START The input

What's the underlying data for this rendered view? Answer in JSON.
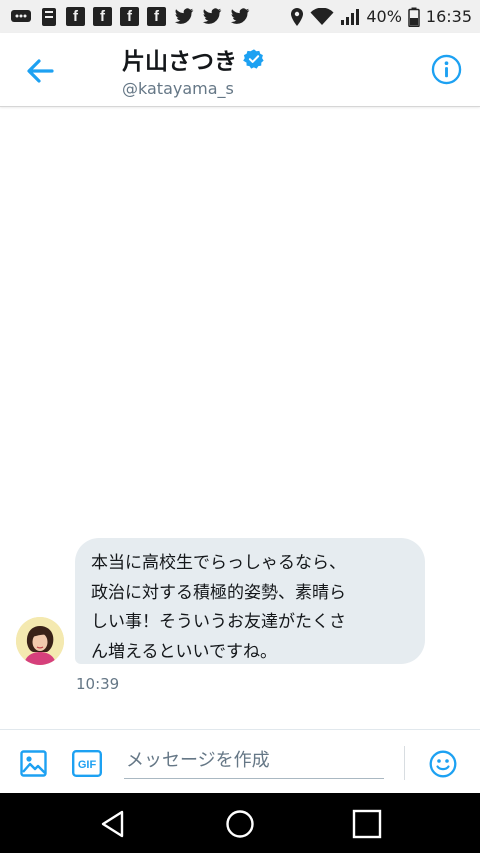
{
  "status_bar": {
    "battery": "40%",
    "time": "16:35"
  },
  "header": {
    "name": "片山さつき",
    "handle": "@katayama_s"
  },
  "messages": [
    {
      "lines": [
        "本当に高校生でらっしゃるなら、",
        "政治に対する積極的姿勢、素晴ら",
        "しい事！そういうお友達がたくさ",
        "ん増えるといいですね。"
      ],
      "time": "10:39"
    }
  ],
  "composer": {
    "placeholder": "メッセージを作成",
    "gif_label": "GIF"
  },
  "colors": {
    "accent": "#1da1f2",
    "bubble": "#e6ecf0",
    "text": "#14171a",
    "secondary_text": "#657786"
  }
}
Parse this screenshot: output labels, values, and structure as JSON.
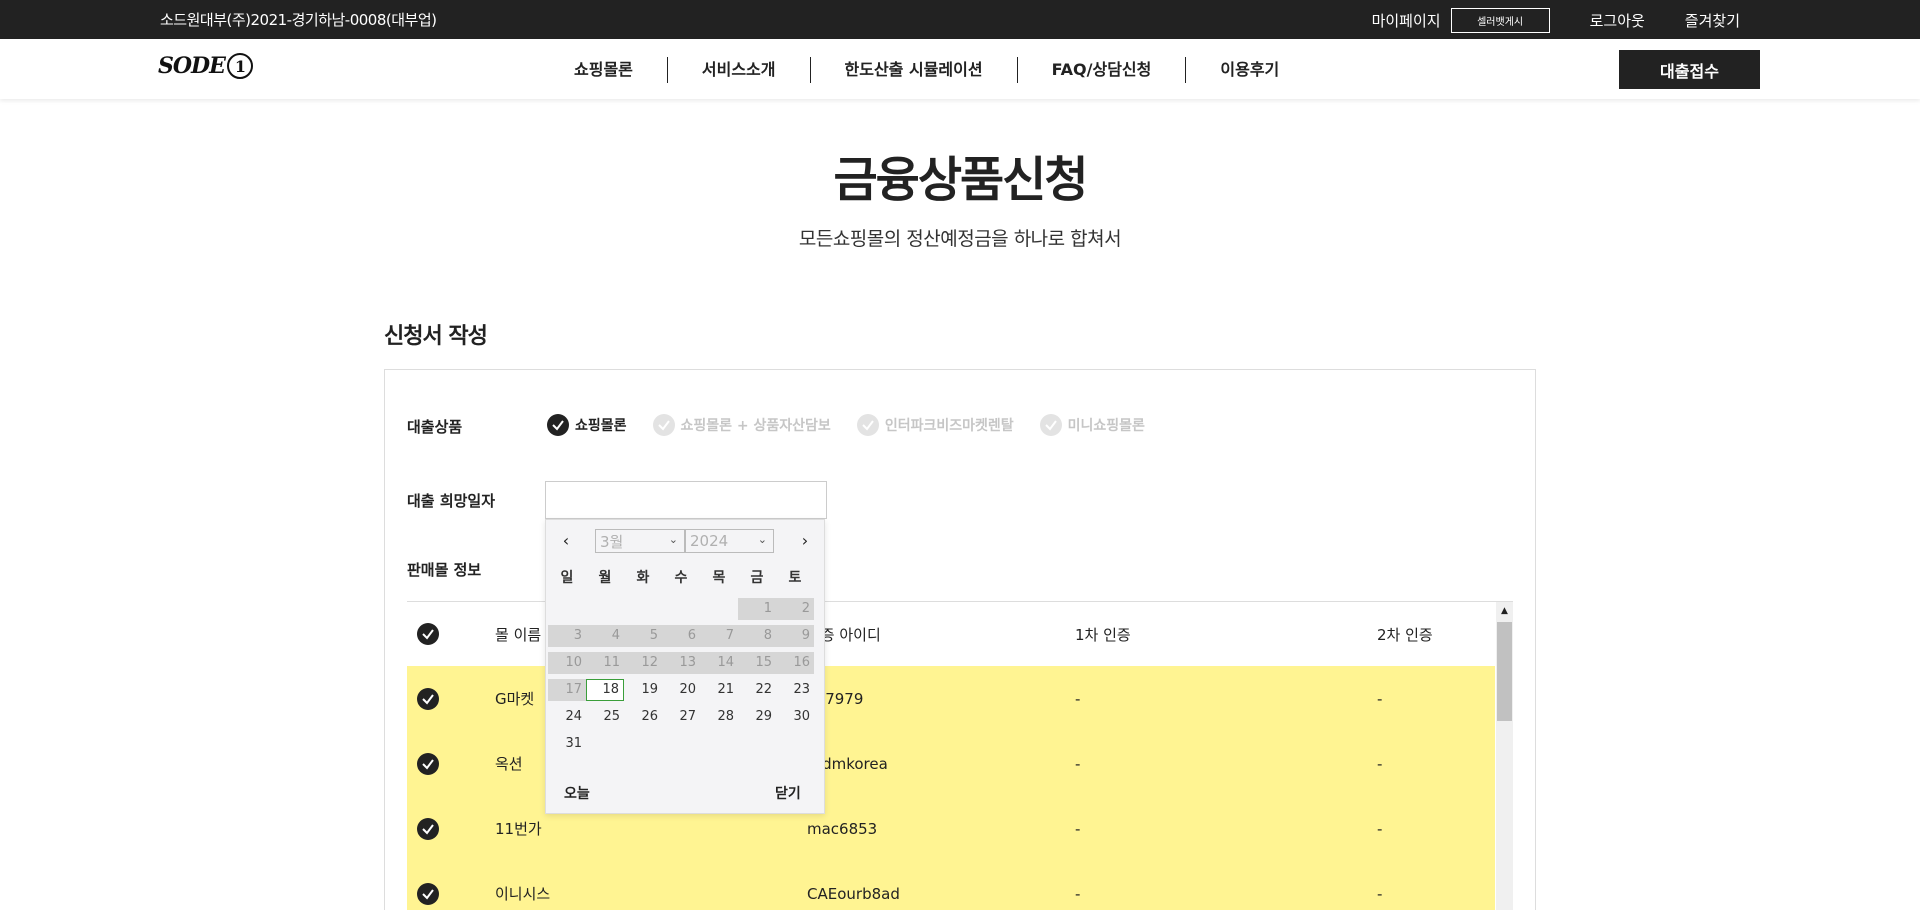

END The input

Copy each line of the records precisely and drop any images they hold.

What's the underlying data for this rendered view? Answer in JSON.
{
  "status_bar": {
    "battery": "40%",
    "time": "16:35"
  },
  "header": {
    "name": "片山さつき",
    "handle": "@katayama_s"
  },
  "messages": [
    {
      "lines": [
        "本当に高校生でらっしゃるなら、",
        "政治に対する積極的姿勢、素晴ら",
        "しい事！そういうお友達がたくさ",
        "ん増えるといいですね。"
      ],
      "time": "10:39"
    }
  ],
  "composer": {
    "placeholder": "メッセージを作成",
    "gif_label": "GIF"
  },
  "colors": {
    "accent": "#1da1f2",
    "bubble": "#e6ecf0",
    "text": "#14171a",
    "secondary_text": "#657786"
  }
}
Parse this screenshot: output labels, values, and structure as JSON.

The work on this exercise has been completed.